─── ENTRIES SHOWN
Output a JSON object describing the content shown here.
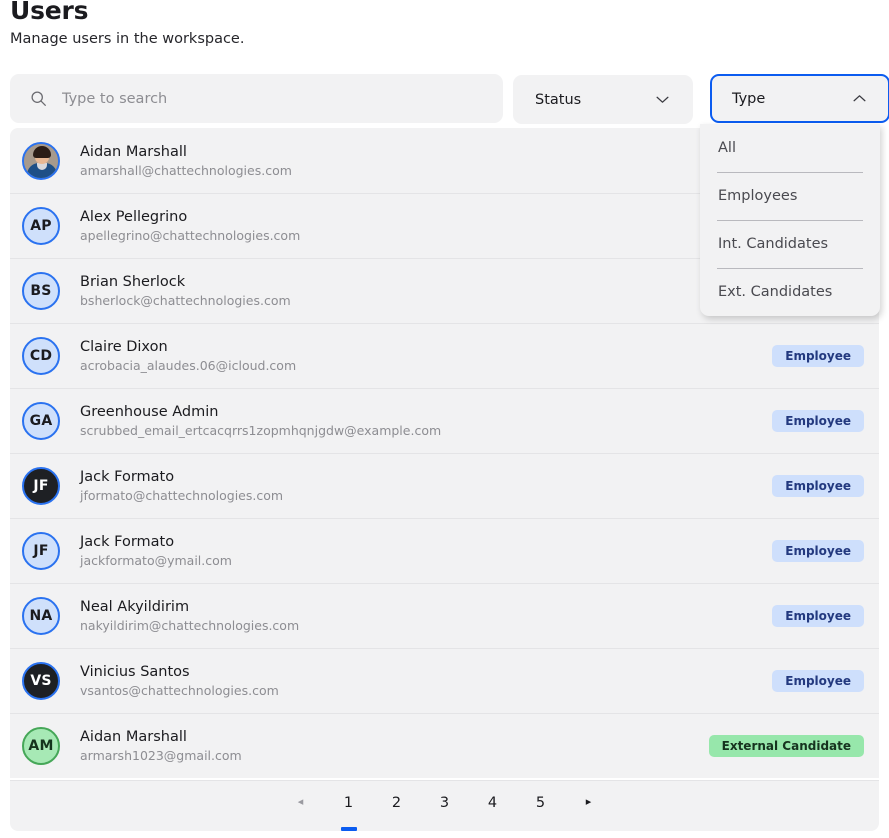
{
  "header": {
    "title": "Users",
    "subtitle": "Manage users in the workspace."
  },
  "search": {
    "placeholder": "Type to search",
    "value": "",
    "icon": "search-icon"
  },
  "filters": {
    "status": {
      "label": "Status",
      "expanded": false,
      "icon": "chevron-down-icon"
    },
    "type": {
      "label": "Type",
      "expanded": true,
      "icon": "chevron-up-icon",
      "options": [
        "All",
        "Employees",
        "Int. Candidates",
        "Ext. Candidates"
      ]
    }
  },
  "colors": {
    "accent": "#0b5cf0",
    "panel": "#f2f2f3",
    "employee_badge_bg": "#cedffc",
    "employee_badge_text": "#23397f",
    "external_badge_bg": "#97e7ab",
    "external_badge_text": "#16331f",
    "avatar_ring": "#2a72f0",
    "avatar_blue_fill": "#cfe0fb",
    "avatar_dark_fill": "#1e2024",
    "avatar_green_fill": "#a7e9b5",
    "avatar_green_ring": "#46a758"
  },
  "users": [
    {
      "name": "Aidan Marshall",
      "email": "amarshall@chattechnologies.com",
      "initials": "",
      "avatar_style": "photo",
      "badge": "",
      "badge_visible": false
    },
    {
      "name": "Alex Pellegrino",
      "email": "apellegrino@chattechnologies.com",
      "initials": "AP",
      "avatar_style": "blue",
      "badge": "",
      "badge_visible": false
    },
    {
      "name": "Brian Sherlock",
      "email": "bsherlock@chattechnologies.com",
      "initials": "BS",
      "avatar_style": "blue",
      "badge": "",
      "badge_visible": false
    },
    {
      "name": "Claire Dixon",
      "email": "acrobacia_alaudes.06@icloud.com",
      "initials": "CD",
      "avatar_style": "blue",
      "badge": "Employee",
      "badge_visible": true
    },
    {
      "name": "Greenhouse Admin",
      "email": "scrubbed_email_ertcacqrrs1zopmhqnjgdw@example.com",
      "initials": "GA",
      "avatar_style": "blue",
      "badge": "Employee",
      "badge_visible": true
    },
    {
      "name": "Jack Formato",
      "email": "jformato@chattechnologies.com",
      "initials": "JF",
      "avatar_style": "dark",
      "badge": "Employee",
      "badge_visible": true
    },
    {
      "name": "Jack Formato",
      "email": "jackformato@ymail.com",
      "initials": "JF",
      "avatar_style": "blue",
      "badge": "Employee",
      "badge_visible": true
    },
    {
      "name": "Neal Akyildirim",
      "email": "nakyildirim@chattechnologies.com",
      "initials": "NA",
      "avatar_style": "blue",
      "badge": "Employee",
      "badge_visible": true
    },
    {
      "name": "Vinicius Santos",
      "email": "vsantos@chattechnologies.com",
      "initials": "VS",
      "avatar_style": "dark",
      "badge": "Employee",
      "badge_visible": true
    },
    {
      "name": "Aidan Marshall",
      "email": "armarsh1023@gmail.com",
      "initials": "AM",
      "avatar_style": "green",
      "badge": "External Candidate",
      "badge_visible": true
    }
  ],
  "pagination": {
    "prev": "◂",
    "next": "▸",
    "prev_disabled": true,
    "pages": [
      "1",
      "2",
      "3",
      "4",
      "5"
    ],
    "current": "1"
  }
}
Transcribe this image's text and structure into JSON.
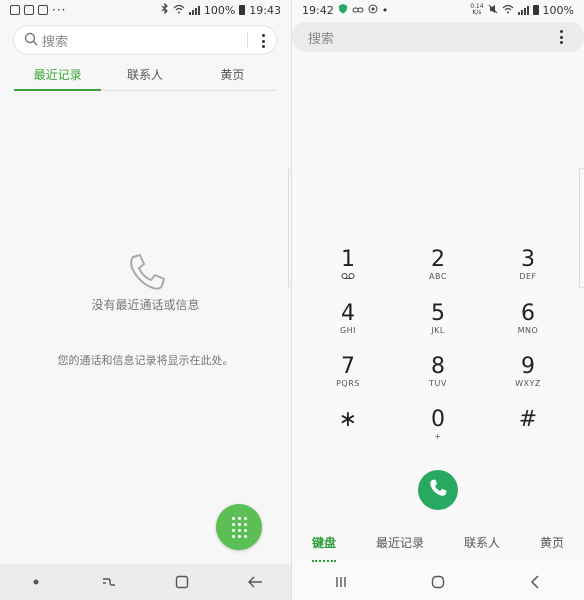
{
  "left": {
    "statusbar": {
      "battery": "100%",
      "time": "19:43",
      "more": "···"
    },
    "search": {
      "placeholder": "搜索"
    },
    "tabs": [
      {
        "label": "最近记录",
        "active": true
      },
      {
        "label": "联系人",
        "active": false
      },
      {
        "label": "黄页",
        "active": false
      }
    ],
    "empty": {
      "title": "没有最近通话或信息",
      "description": "您的通话和信息记录将显示在此处。"
    }
  },
  "right": {
    "statusbar": {
      "time": "19:42",
      "battery": "100%",
      "dot": "•",
      "data_rate_top": "0.14",
      "data_rate_bottom": "K/s"
    },
    "search": {
      "placeholder": "搜索"
    },
    "keypad": [
      {
        "digit": "1",
        "letters": ""
      },
      {
        "digit": "2",
        "letters": "ABC"
      },
      {
        "digit": "3",
        "letters": "DEF"
      },
      {
        "digit": "4",
        "letters": "GHI"
      },
      {
        "digit": "5",
        "letters": "JKL"
      },
      {
        "digit": "6",
        "letters": "MNO"
      },
      {
        "digit": "7",
        "letters": "PQRS"
      },
      {
        "digit": "8",
        "letters": "TUV"
      },
      {
        "digit": "9",
        "letters": "WXYZ"
      },
      {
        "digit": "∗",
        "letters": ""
      },
      {
        "digit": "0",
        "letters": "+"
      },
      {
        "digit": "#",
        "letters": ""
      }
    ],
    "bottom_tabs": [
      {
        "label": "键盘",
        "active": true
      },
      {
        "label": "最近记录",
        "active": false
      },
      {
        "label": "联系人",
        "active": false
      },
      {
        "label": "黄页",
        "active": false
      }
    ]
  },
  "colors": {
    "accent_green": "#3aa43a",
    "fab_green": "#5bbf55",
    "call_green": "#28a860"
  },
  "icons": {
    "left_statusbar": [
      "bag-icon",
      "cat-icon",
      "cat-icon-2",
      "bluetooth-icon",
      "wifi-icon",
      "signal-icon",
      "battery-icon"
    ],
    "empty_state": "phone-icon",
    "fab": "dialpad-icon",
    "right_statusbar": [
      "shield-icon",
      "link-icon",
      "target-icon",
      "mute-icon",
      "wifi-icon",
      "signal-icon",
      "battery-icon"
    ],
    "voicemail": "voicemail-icon",
    "call": "phone-call-icon",
    "nav_left": [
      "dot-icon",
      "recents-icon",
      "home-icon",
      "back-icon"
    ],
    "nav_right": [
      "recents-icon",
      "home-icon",
      "back-icon"
    ]
  }
}
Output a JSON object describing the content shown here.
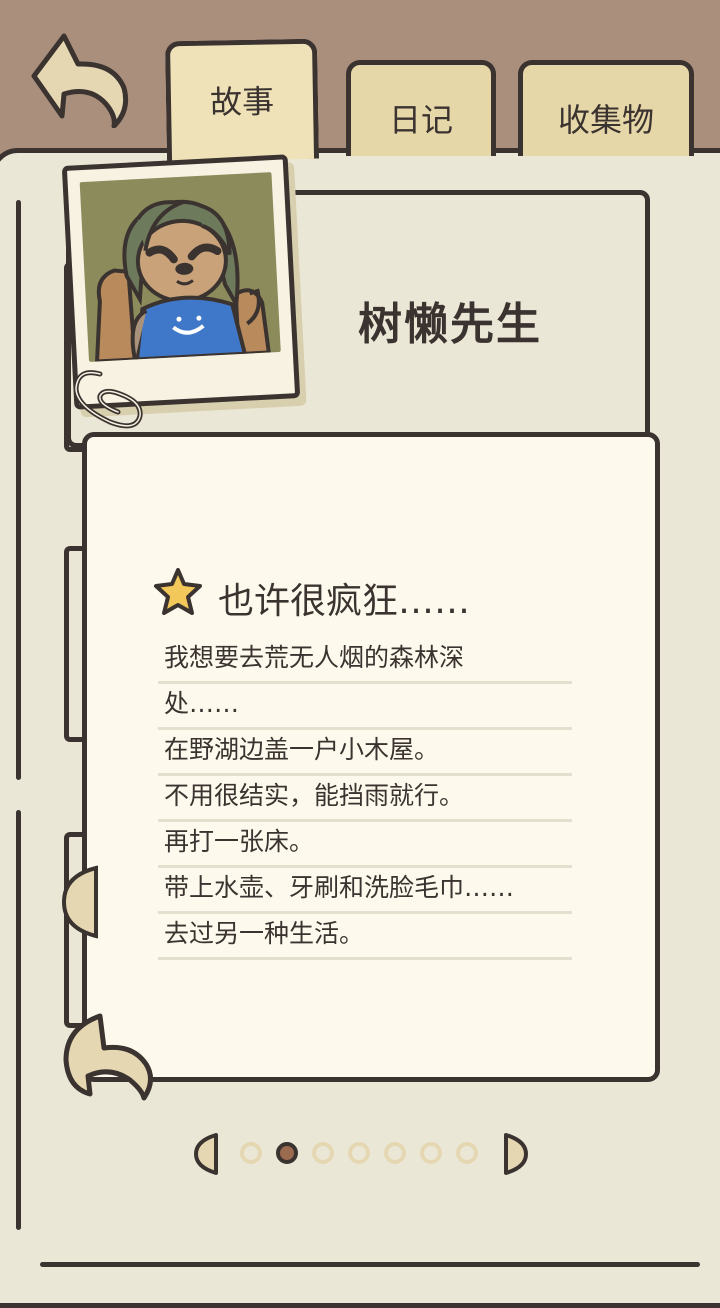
{
  "header": {
    "tabs": [
      {
        "label": "故事",
        "active": true
      },
      {
        "label": "日记",
        "active": false
      },
      {
        "label": "收集物",
        "active": false
      }
    ]
  },
  "character": {
    "name": "树懒先生"
  },
  "story": {
    "title": "也许很疯狂……",
    "lines": [
      "我想要去荒无人烟的森林深",
      "处……",
      "在野湖边盖一户小木屋。",
      "不用很结实，能挡雨就行。",
      "再打一张床。",
      "带上水壶、牙刷和洗脸毛巾……",
      "去过另一种生活。"
    ]
  },
  "pager": {
    "total": 7,
    "current": 2
  },
  "colors": {
    "background": "#a98f7c",
    "outline": "#3b3330",
    "tab": "#e6d7a9",
    "page": "#ebe7d6",
    "note": "#fdfaed",
    "star": "#f2c85a",
    "active_dot": "#9b6a4f"
  }
}
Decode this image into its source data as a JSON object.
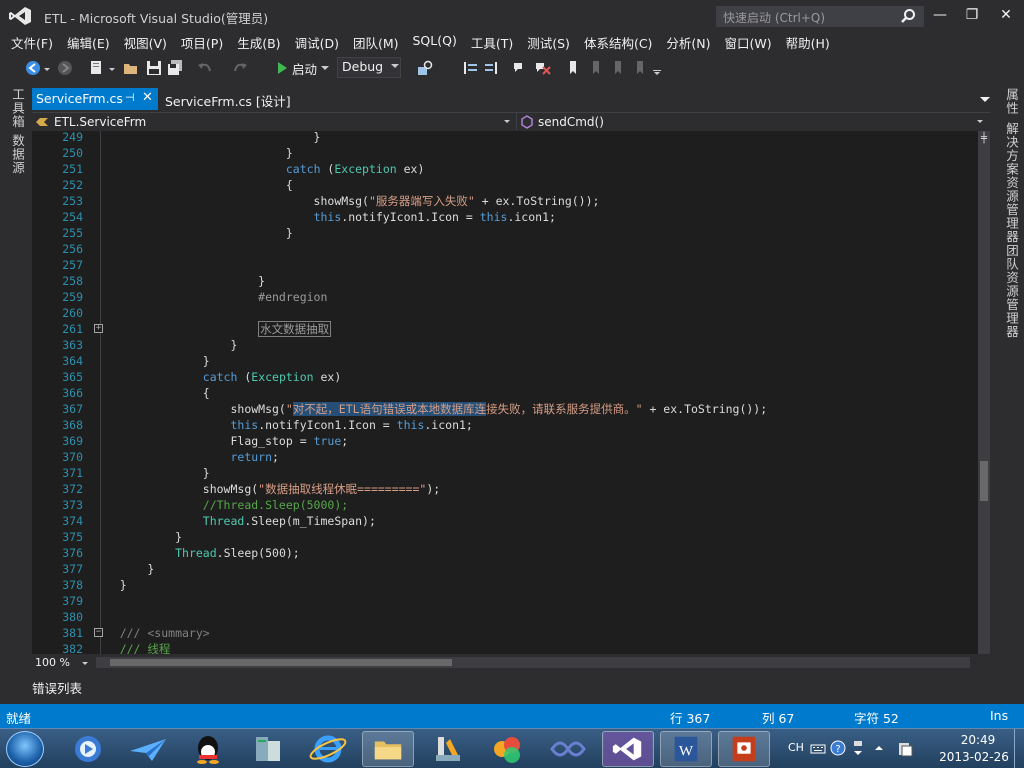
{
  "window": {
    "title": "ETL - Microsoft Visual Studio(管理员)",
    "quick_launch_placeholder": "快速启动 (Ctrl+Q)",
    "minimize": "—",
    "restore": "❐",
    "close": "✕"
  },
  "menu": [
    "文件(F)",
    "编辑(E)",
    "视图(V)",
    "项目(P)",
    "生成(B)",
    "调试(D)",
    "团队(M)",
    "SQL(Q)",
    "工具(T)",
    "测试(S)",
    "体系结构(C)",
    "分析(N)",
    "窗口(W)",
    "帮助(H)"
  ],
  "toolbar": {
    "start_label": "启动",
    "configuration": "Debug"
  },
  "left_panels": [
    "工具箱",
    "数据源"
  ],
  "right_panels": [
    "属性",
    "解决方案资源管理器",
    "团队资源管理器"
  ],
  "tabs": {
    "active": "ServiceFrm.cs",
    "pin_glyph": "⊣",
    "close_glyph": "✕",
    "designer": "ServiceFrm.cs [设计]"
  },
  "nav": {
    "class_name": "ETL.ServiceFrm",
    "member_name": "sendCmd()"
  },
  "code": {
    "lines": [
      {
        "n": "249",
        "text": "                                }"
      },
      {
        "n": "250",
        "text": "                            }"
      },
      {
        "n": "251",
        "text": "                            catch (Exception ex)"
      },
      {
        "n": "252",
        "text": "                            {"
      },
      {
        "n": "253",
        "text": "                                showMsg(\"服务器端写入失败\" + ex.ToString());"
      },
      {
        "n": "254",
        "text": "                                this.notifyIcon1.Icon = this.icon1;"
      },
      {
        "n": "255",
        "text": "                            }"
      },
      {
        "n": "256",
        "text": ""
      },
      {
        "n": "257",
        "text": ""
      },
      {
        "n": "258",
        "text": "                        }"
      },
      {
        "n": "259",
        "text": "                        #endregion"
      },
      {
        "n": "260",
        "text": ""
      },
      {
        "n": "261",
        "text": "水文数据抽取"
      },
      {
        "n": "363",
        "text": "                    }"
      },
      {
        "n": "364",
        "text": "                }"
      },
      {
        "n": "365",
        "text": "                catch (Exception ex)"
      },
      {
        "n": "366",
        "text": "                {"
      },
      {
        "n": "367",
        "text": "                    showMsg(\"对不起，ETL语句错误或本地数据库连接失败，请联系服务提供商。\" + ex.ToString());"
      },
      {
        "n": "368",
        "text": "                    this.notifyIcon1.Icon = this.icon1;"
      },
      {
        "n": "369",
        "text": "                    Flag_stop = true;"
      },
      {
        "n": "370",
        "text": "                    return;"
      },
      {
        "n": "371",
        "text": "                }"
      },
      {
        "n": "372",
        "text": "                showMsg(\"数据抽取线程休眠=========\");"
      },
      {
        "n": "373",
        "text": "                //Thread.Sleep(5000);"
      },
      {
        "n": "374",
        "text": "                Thread.Sleep(m_TimeSpan);"
      },
      {
        "n": "375",
        "text": "            }"
      },
      {
        "n": "376",
        "text": "            Thread.Sleep(500);"
      },
      {
        "n": "377",
        "text": "        }"
      },
      {
        "n": "378",
        "text": "    }"
      },
      {
        "n": "379",
        "text": ""
      },
      {
        "n": "380",
        "text": ""
      },
      {
        "n": "381",
        "text": "    /// <summary>"
      },
      {
        "n": "382",
        "text": "    /// 线程"
      }
    ]
  },
  "zoom": "100 %",
  "error_list_tab": "错误列表",
  "status": {
    "ready": "就绪",
    "line": "行 367",
    "col": "列 67",
    "char": "字符 52",
    "mode": "Ins"
  },
  "taskbar": {
    "ime": "CH",
    "time": "20:49",
    "date": "2013-02-26"
  },
  "colors": {
    "accent": "#007acc",
    "editor_bg": "#1e1e1e",
    "chrome_bg": "#2d2d30"
  }
}
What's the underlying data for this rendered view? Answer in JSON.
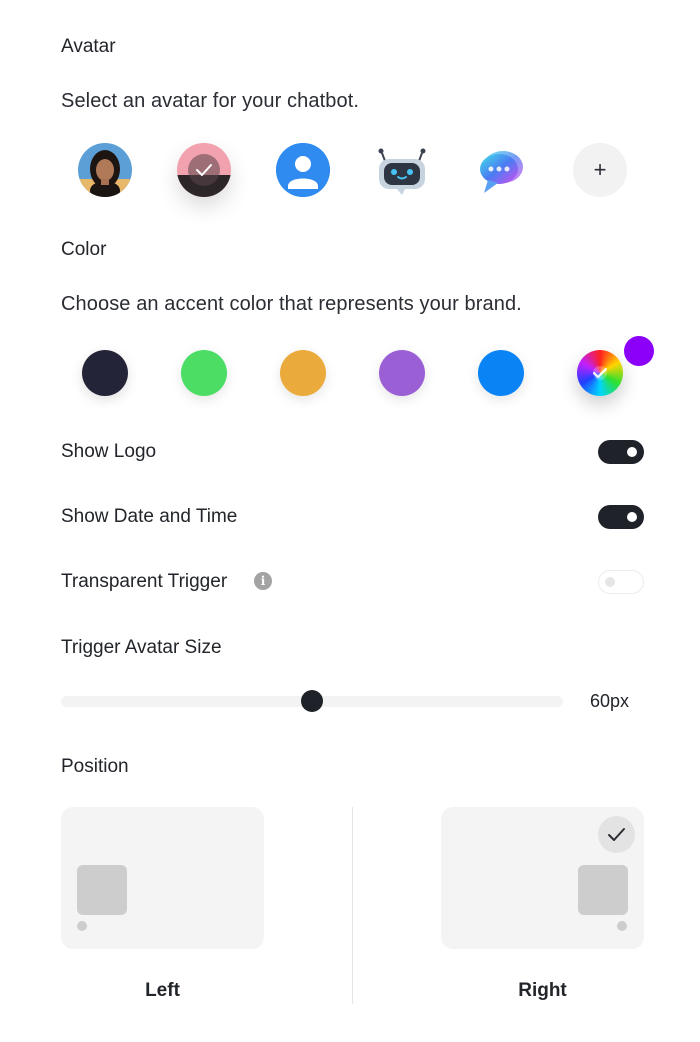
{
  "avatar_section": {
    "title": "Avatar",
    "description": "Select an avatar for your chatbot.",
    "avatars": [
      {
        "name": "photo-woman",
        "selected": false
      },
      {
        "name": "photo-pink",
        "selected": true
      },
      {
        "name": "user-silhouette-icon",
        "selected": false
      },
      {
        "name": "robot-icon",
        "selected": false
      },
      {
        "name": "chat-bubble-icon",
        "selected": false
      }
    ],
    "add_label": "+"
  },
  "color_section": {
    "title": "Color",
    "description": "Choose an accent color that represents your brand.",
    "swatches": [
      "#242438",
      "#4cde64",
      "#eaab3c",
      "#9b5fd5",
      "#0a84f5"
    ],
    "custom_selected": true,
    "custom_badge_color": "#8b00f8"
  },
  "settings": {
    "show_logo": {
      "label": "Show Logo",
      "enabled": true
    },
    "show_date_time": {
      "label": "Show Date and Time",
      "enabled": true
    },
    "transparent_trigger": {
      "label": "Transparent Trigger",
      "info_icon": "i",
      "enabled": false
    }
  },
  "trigger_size": {
    "label": "Trigger Avatar Size",
    "value": "60px",
    "fraction": 0.5
  },
  "position": {
    "title": "Position",
    "options": [
      {
        "label": "Left",
        "selected": false
      },
      {
        "label": "Right",
        "selected": true
      }
    ]
  },
  "colors": {
    "text": "#22252a",
    "toggle_on": "#1f2329",
    "card_bg": "#f4f4f4"
  }
}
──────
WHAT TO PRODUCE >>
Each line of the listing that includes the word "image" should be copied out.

SOLUTION FOR THIS TASK >>
Transcribe this image's text and structure into JSON.
Decode this image into its source data as a JSON object.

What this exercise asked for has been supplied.